In the 16th century the cheese also became known as “fromage de dévotion” (devotional cheese) because it was offered to the Carthusian monks of the Thônes Valley by the farmers, in return for having their homesteads blessed.

Raw-milk Reblochon has not been available in the United States since 2004 due to the enforcement of laws concerning the pasteurization of soft and semi-soft cheese.

The cow breeds best for producing the milk needed for this cheese are the Abondance, Tarine and the Montbéliarde. This cheese measures 14 cm (5.5 in) across and 3–4 cm (1.2–1.6 in) thick, has a soft centre with a washed rind and weighs an average of 450 grams (16 oz). As proof of its being well-aged in an airy cellar, the rind of this cheese is covered with a fine white mould. The optimal period to savour this cheese is between May and September (as the cows are outside during summer) after it has been aged six to eight weeks. It is also excellent from March to December.

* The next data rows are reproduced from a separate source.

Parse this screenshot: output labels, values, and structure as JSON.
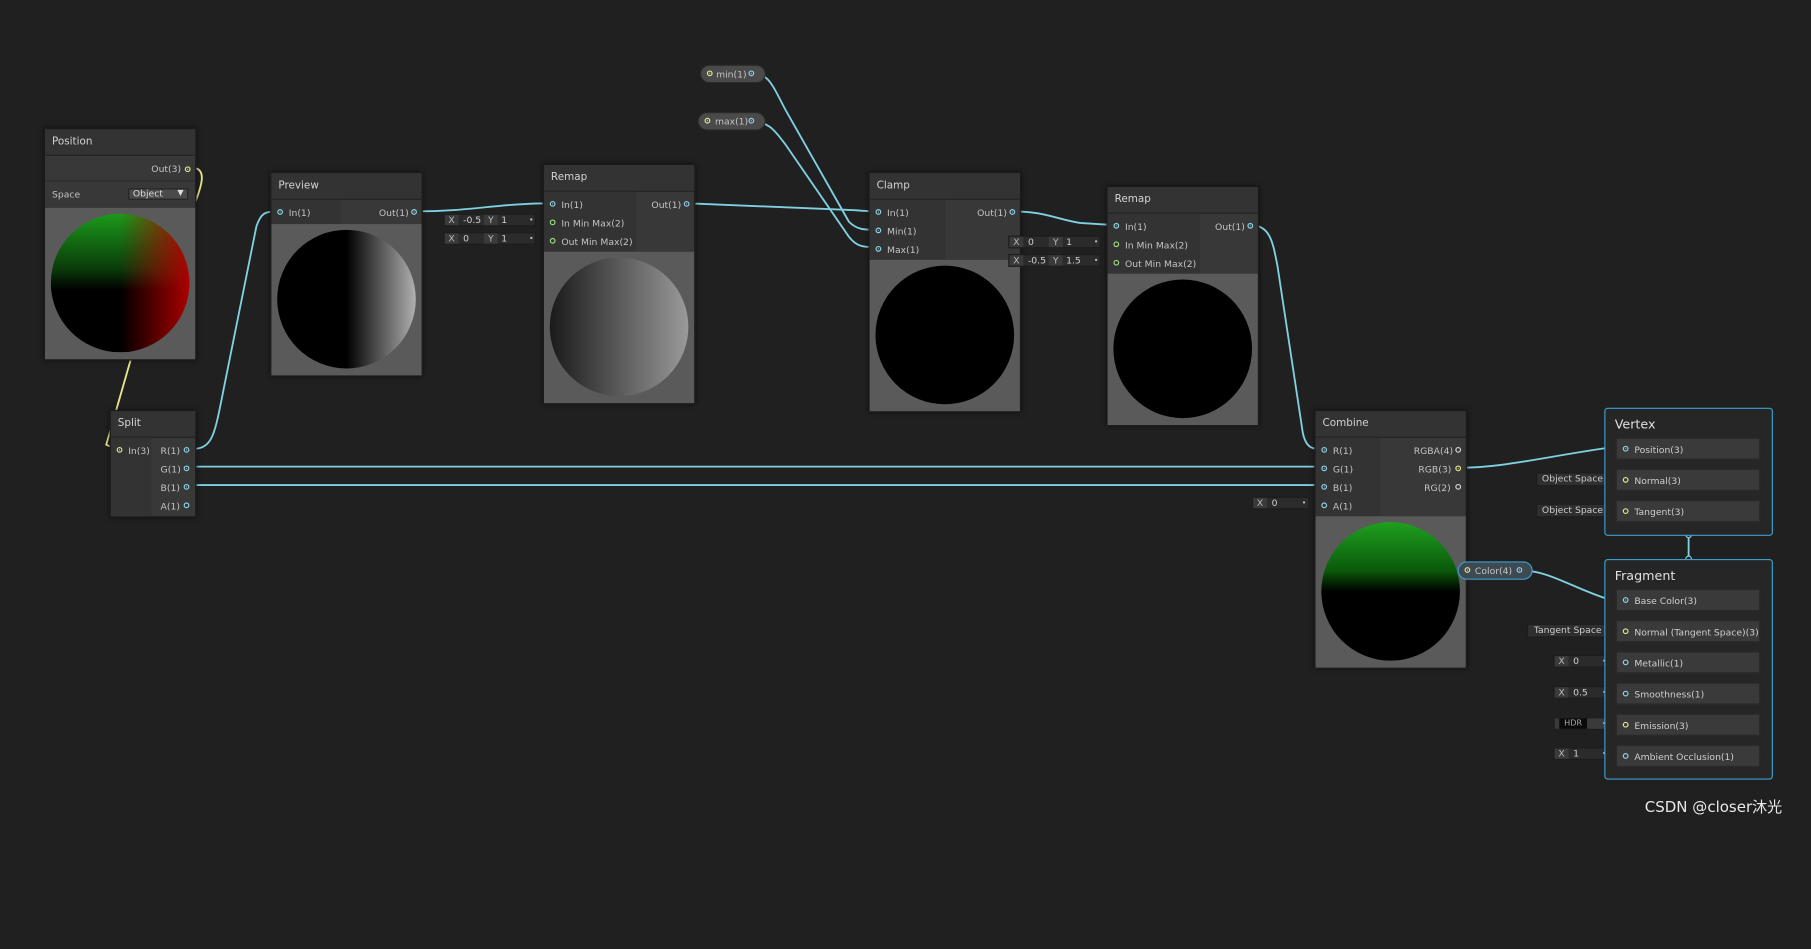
{
  "nodes": {
    "position": {
      "title": "Position",
      "out": "Out(3)",
      "space_label": "Space",
      "space_value": "Object"
    },
    "split": {
      "title": "Split",
      "input": "In(3)",
      "outputs": [
        "R(1)",
        "G(1)",
        "B(1)",
        "A(1)"
      ]
    },
    "preview": {
      "title": "Preview",
      "input": "In(1)",
      "output": "Out(1)"
    },
    "remap1": {
      "title": "Remap",
      "inputs": [
        "In(1)",
        "In Min Max(2)",
        "Out Min Max(2)"
      ],
      "output": "Out(1)",
      "fields": [
        {
          "x": "-0.5",
          "y": "1"
        },
        {
          "x": "0",
          "y": "1"
        }
      ]
    },
    "min_prop": {
      "label": "min(1)"
    },
    "max_prop": {
      "label": "max(1)"
    },
    "clamp": {
      "title": "Clamp",
      "inputs": [
        "In(1)",
        "Min(1)",
        "Max(1)"
      ],
      "output": "Out(1)"
    },
    "remap2": {
      "title": "Remap",
      "inputs": [
        "In(1)",
        "In Min Max(2)",
        "Out Min Max(2)"
      ],
      "output": "Out(1)",
      "fields": [
        {
          "x": "0",
          "y": "1"
        },
        {
          "x": "-0.5",
          "y": "1.5"
        }
      ]
    },
    "combine": {
      "title": "Combine",
      "inputs": [
        "R(1)",
        "G(1)",
        "B(1)",
        "A(1)"
      ],
      "outputs": [
        "RGBA(4)",
        "RGB(3)",
        "RG(2)"
      ],
      "a_value": "0"
    },
    "color_prop": {
      "label": "Color(4)"
    }
  },
  "axis_letters": {
    "x": "X",
    "y": "Y"
  },
  "vertex": {
    "title": "Vertex",
    "ports": [
      {
        "label": "Position(3)",
        "side": ""
      },
      {
        "label": "Normal(3)",
        "side": "Object Space"
      },
      {
        "label": "Tangent(3)",
        "side": "Object Space"
      }
    ]
  },
  "fragment": {
    "title": "Fragment",
    "ports": [
      {
        "label": "Base Color(3)",
        "side": ""
      },
      {
        "label": "Normal (Tangent Space)(3)",
        "side": "Tangent Space"
      },
      {
        "label": "Metallic(1)",
        "side": "0"
      },
      {
        "label": "Smoothness(1)",
        "side": "0.5"
      },
      {
        "label": "Emission(3)",
        "side": "HDR"
      },
      {
        "label": "Ambient Occlusion(1)",
        "side": "1"
      }
    ]
  },
  "colors": {
    "background": "#202020",
    "wire_blue": "#7fd0e0",
    "wire_yellow": "#e6e88a",
    "master_border": "#3aa0d0"
  },
  "watermark": "CSDN @closer沐光"
}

Reblochon has a nutty taste that remains in mouth after its soft and uniform centre has been enjoyed. It is an essential ingredient of Tartiflette or Croziflette, a Savoyard gratin made from potatoes, bacon (lardons), and onions.

The smell of reblochon is quite strong and can be disturbing for some people, but believe me it is better when you eat it!

If you wish to bring one home, ask the cheese shop to put it in a vaccum bag in order to avoid the smelling.

Also in a cheese shop, you might have the choice between “reblochon fermier ” and “reblochon fruitier”, the fermier offers a better quality as hand made at the farm.

Before tasting it, take it out of the fridge 2 hours, enjoy a Apremont or Roussette wine with it! And of course some nice bread (old fashioned style with nuts inside!)

Bon appétit!